Titles - Lord/Sir plus Doctor?

Just a random thought coming out of a roleplaying game:

How would one address a person entitled Lord (or Sir) who was also a doctor?
Lord Doctor ___ ? Doctor Sir ____ ?

Just “Lord Spratt” or “Sir Lancelot” – the honour takes precedence over a professional title.

In the case of military men who were also knighted or peers, the title of rank precedes the title of nobility or knighthood: General Sir Bernard Montgomery, or in the case of John Vereker, Viscount Gort, General Lord Gort.

I suspect that if it were necessary to tack both a doctorate and a title prenominally, it would be Dr. Sir John Smith, but a preferable form would be to use the appropriate degree initials postnominally: “Montague Frederick, Earl Grey, Ph.D., Litt.D., King George V Professor of Medieval Literature (Oxford).” (Same thing with a medical degree, but I’m not going to construct one.)

Ministers who have a PhD use Rev. Dr. Joe Blow.

The old rule was that titles granted by the monarch were not combined with titles from other sources (except FRS, which was always used). But no one follows that anymore. It is now normal to put academic titles, usually ‘Professor’ but occasionally ‘Dr’, before ‘Sir’ or a peerage title. So it is ‘Dr Sir John Taylor’, ‘Professor Lord Winston’, and (was) ‘Professor the Earl Russell’. And it is also acceptable for academics to use only their academic titles in academic contexts.

Dr Sir John Taylor is interesting - I’ve not heard that usage before whereas but Professor Sir … I hear fairly often - lots of eminent scientists.

Can’t the ‘Lord’ generally be appended, signifying the lordship (as in territory)? Like Dr. John Bignose, Lord Cumberhaven?

Sometimes.
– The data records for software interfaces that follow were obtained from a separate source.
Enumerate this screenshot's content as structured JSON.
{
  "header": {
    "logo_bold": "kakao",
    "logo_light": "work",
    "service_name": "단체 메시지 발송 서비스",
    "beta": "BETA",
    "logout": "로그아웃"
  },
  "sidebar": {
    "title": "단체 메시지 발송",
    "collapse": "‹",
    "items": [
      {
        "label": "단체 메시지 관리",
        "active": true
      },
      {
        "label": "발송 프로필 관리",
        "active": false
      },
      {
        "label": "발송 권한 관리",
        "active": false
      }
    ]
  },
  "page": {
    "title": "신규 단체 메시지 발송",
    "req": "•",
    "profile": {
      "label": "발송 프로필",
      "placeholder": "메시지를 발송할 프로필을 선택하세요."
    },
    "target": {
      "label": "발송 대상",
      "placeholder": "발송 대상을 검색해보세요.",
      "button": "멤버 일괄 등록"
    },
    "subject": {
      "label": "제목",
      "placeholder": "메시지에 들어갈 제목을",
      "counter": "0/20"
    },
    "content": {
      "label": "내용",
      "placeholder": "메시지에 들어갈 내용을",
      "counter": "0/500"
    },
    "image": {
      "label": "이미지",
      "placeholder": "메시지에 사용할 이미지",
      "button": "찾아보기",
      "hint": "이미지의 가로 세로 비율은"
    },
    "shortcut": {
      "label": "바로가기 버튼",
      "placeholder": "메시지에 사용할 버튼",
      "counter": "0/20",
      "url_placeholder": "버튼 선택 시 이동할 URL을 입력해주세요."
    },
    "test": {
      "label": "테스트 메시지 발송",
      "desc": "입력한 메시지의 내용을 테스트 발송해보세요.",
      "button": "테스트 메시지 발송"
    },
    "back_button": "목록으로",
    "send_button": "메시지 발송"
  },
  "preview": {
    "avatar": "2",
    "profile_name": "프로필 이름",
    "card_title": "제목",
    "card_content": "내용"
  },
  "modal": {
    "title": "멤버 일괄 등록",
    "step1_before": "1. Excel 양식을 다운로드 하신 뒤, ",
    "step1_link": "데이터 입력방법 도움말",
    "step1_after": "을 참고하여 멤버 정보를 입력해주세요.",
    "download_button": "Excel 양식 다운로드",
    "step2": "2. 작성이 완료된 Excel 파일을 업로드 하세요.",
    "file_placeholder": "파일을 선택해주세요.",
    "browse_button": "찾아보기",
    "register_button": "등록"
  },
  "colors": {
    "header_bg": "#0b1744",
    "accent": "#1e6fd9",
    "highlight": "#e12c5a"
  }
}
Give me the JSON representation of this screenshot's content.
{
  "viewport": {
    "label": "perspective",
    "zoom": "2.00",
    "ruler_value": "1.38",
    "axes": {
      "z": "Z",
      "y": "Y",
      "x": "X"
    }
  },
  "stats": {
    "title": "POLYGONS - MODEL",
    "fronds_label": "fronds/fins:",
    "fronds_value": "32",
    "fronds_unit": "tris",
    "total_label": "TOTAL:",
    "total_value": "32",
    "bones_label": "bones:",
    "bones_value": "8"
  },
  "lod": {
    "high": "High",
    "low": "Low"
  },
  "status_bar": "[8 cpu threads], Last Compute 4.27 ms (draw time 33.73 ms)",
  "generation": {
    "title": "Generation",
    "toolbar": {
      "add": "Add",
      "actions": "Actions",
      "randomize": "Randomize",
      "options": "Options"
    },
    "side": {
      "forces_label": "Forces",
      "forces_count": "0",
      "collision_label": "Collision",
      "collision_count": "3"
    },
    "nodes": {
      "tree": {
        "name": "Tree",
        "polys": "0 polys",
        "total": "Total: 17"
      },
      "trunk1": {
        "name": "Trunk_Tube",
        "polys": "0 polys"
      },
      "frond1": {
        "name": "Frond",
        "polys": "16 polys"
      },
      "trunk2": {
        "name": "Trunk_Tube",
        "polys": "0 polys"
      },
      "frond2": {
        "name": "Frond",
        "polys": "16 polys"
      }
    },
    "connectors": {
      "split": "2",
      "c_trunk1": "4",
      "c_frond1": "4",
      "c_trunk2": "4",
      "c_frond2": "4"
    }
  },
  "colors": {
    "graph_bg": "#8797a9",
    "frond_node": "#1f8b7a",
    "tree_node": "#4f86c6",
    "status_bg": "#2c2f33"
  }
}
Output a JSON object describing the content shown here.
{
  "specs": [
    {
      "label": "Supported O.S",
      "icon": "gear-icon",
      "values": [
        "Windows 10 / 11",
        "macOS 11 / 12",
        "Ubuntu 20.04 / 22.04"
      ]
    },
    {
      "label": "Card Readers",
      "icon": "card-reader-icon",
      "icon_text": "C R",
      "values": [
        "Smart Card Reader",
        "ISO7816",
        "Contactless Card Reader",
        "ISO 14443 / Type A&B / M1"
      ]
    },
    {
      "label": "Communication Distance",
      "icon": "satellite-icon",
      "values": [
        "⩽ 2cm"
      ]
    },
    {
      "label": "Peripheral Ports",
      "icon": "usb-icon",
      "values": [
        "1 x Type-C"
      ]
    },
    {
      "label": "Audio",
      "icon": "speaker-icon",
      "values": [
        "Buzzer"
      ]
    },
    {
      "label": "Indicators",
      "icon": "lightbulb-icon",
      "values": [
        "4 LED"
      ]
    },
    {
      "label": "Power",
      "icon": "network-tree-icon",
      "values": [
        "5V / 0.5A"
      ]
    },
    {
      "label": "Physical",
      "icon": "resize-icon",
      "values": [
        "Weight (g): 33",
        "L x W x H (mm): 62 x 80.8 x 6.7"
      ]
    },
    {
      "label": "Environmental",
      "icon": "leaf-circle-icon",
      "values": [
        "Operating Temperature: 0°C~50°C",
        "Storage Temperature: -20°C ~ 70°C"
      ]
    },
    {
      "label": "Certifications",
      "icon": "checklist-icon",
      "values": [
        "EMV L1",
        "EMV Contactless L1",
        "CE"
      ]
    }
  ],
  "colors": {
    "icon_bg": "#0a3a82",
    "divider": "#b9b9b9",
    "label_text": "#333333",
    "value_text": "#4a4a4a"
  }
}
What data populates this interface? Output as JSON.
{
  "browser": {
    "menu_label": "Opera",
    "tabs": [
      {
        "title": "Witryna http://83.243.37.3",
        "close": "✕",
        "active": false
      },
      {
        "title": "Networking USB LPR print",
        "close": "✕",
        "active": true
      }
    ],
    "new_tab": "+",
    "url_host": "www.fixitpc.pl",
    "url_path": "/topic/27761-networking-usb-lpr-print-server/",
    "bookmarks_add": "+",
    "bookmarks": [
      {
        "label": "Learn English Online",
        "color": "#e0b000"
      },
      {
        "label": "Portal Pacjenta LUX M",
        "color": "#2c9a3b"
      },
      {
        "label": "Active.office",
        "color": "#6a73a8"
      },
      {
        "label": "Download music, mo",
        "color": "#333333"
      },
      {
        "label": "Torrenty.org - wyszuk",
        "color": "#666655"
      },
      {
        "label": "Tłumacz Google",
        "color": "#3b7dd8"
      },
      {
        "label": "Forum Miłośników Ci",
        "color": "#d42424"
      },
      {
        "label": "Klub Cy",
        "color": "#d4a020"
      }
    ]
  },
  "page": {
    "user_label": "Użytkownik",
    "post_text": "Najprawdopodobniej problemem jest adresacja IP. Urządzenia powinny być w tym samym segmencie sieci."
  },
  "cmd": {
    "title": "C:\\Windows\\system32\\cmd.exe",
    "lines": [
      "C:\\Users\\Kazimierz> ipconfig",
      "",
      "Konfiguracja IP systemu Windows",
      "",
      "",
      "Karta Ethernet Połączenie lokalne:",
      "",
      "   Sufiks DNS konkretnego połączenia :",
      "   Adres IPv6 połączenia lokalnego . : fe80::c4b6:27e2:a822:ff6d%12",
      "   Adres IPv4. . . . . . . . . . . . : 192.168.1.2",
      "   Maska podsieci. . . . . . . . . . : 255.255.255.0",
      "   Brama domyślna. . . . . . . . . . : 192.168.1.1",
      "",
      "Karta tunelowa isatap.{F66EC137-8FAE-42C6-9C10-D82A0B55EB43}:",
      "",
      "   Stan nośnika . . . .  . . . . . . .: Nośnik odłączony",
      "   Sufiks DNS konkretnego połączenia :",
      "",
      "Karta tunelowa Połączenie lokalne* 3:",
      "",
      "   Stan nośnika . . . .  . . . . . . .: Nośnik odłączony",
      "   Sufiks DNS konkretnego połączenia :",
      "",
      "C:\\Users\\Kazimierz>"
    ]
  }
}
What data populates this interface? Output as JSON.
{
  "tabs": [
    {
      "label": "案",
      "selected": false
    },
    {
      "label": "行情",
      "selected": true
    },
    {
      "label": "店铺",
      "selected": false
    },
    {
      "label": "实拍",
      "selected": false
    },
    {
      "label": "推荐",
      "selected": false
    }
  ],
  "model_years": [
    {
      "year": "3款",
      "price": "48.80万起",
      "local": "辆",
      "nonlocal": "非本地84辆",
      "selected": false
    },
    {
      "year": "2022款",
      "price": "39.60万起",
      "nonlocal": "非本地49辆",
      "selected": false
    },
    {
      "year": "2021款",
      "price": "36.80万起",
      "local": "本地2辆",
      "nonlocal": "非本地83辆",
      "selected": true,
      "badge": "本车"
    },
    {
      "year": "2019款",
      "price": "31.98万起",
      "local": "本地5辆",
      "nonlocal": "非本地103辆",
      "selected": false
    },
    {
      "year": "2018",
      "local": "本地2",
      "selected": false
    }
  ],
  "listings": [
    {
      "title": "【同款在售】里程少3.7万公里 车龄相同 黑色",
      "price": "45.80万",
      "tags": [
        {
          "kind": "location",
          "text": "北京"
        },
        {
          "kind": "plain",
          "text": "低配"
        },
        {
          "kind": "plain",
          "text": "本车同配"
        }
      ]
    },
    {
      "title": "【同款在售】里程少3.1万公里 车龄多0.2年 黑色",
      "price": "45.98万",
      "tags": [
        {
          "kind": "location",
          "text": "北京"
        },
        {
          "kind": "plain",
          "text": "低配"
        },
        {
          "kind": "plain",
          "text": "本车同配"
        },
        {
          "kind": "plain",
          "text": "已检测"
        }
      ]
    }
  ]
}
Creation of most baronies and viscountships involves turning the surname into a title, distinguished with an “of___” if there’s already a title of that surname. (Barons always and viscounts usually are addressed and referenced as “Lord”, their actual peerage title being left to things like the Court Register, Burke’s, and Debrett’s.) Marquess-ships and dukedoms are nearly always territorial, with an attempt made to tie them to the person, but this is not always done. Earldoms seem to be about 50:50 surname and territorial in origin.

Now if Dr. Bignose were created Baron Bignose, he would be “Dr. John Eustace Maurice, Lord Bignose.” In the case you cite, it would be his full name, followed by his (place-based, not surname-based) title, as you said. The same would hold true if Dr. Bignose had inherited the Cumberhaven peerage from his mother’s father, whose name before being ennobled was Matthew Patrick Cumberhaven – it’s not Bignose’s surname.

The special case requiring the “Lord” up front would be if Dr. Bignose is not himself a peer but the son of a Viscount, Earl, Marquess, or Duke – in that case the “Lord” is honorary and personal. He would be Lord John Bignose, Ph.D. (as the son of Viscount Bignose, a peer) or, if circumstances called for direct address, “Dr. Lord John Bignose.”